## DATASET EXCERPTS
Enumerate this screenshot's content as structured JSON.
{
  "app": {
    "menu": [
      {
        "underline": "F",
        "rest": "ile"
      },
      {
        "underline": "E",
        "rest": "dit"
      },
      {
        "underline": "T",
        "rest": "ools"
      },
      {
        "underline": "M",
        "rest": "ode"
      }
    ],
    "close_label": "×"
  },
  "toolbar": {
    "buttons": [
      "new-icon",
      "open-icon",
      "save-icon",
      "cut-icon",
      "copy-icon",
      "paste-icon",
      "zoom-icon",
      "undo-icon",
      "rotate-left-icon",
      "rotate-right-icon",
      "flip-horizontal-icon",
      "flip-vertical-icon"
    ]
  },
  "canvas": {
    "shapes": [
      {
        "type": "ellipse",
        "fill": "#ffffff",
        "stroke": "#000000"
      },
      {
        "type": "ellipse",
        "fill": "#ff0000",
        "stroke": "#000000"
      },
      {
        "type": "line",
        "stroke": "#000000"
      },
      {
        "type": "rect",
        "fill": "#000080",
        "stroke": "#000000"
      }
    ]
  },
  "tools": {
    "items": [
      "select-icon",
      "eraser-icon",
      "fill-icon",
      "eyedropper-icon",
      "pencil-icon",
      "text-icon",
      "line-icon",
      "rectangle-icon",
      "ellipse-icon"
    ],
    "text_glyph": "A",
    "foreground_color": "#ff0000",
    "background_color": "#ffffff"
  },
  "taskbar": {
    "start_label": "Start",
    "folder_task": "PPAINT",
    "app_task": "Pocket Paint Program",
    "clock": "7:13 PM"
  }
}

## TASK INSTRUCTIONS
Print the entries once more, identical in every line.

## WRITTEN RESPONSE
Enumerate this screenshot's content as structured JSON.
{
  "app": {
    "menu": [
      {
        "underline": "F",
        "rest": "ile"
      },
      {
        "underline": "E",
        "rest": "dit"
      },
      {
        "underline": "T",
        "rest": "ools"
      },
      {
        "underline": "M",
        "rest": "ode"
      }
    ],
    "close_label": "×"
  },
  "toolbar": {
    "buttons": [
      "new-icon",
      "open-icon",
      "save-icon",
      "cut-icon",
      "copy-icon",
      "paste-icon",
      "zoom-icon",
      "undo-icon",
      "rotate-left-icon",
      "rotate-right-icon",
      "flip-horizontal-icon",
      "flip-vertical-icon"
    ]
  },
  "canvas": {
    "shapes": [
      {
        "type": "ellipse",
        "fill": "#ffffff",
        "stroke": "#000000"
      },
      {
        "type": "ellipse",
        "fill": "#ff0000",
        "stroke": "#000000"
      },
      {
        "type": "line",
        "stroke": "#000000"
      },
      {
        "type": "rect",
        "fill": "#000080",
        "stroke": "#000000"
      }
    ]
  },
  "tools": {
    "items": [
      "select-icon",
      "eraser-icon",
      "fill-icon",
      "eyedropper-icon",
      "pencil-icon",
      "text-icon",
      "line-icon",
      "rectangle-icon",
      "ellipse-icon"
    ],
    "text_glyph": "A",
    "foreground_color": "#ff0000",
    "background_color": "#ffffff"
  },
  "taskbar": {
    "start_label": "Start",
    "folder_task": "PPAINT",
    "app_task": "Pocket Paint Program",
    "clock": "7:13 PM"
  }
}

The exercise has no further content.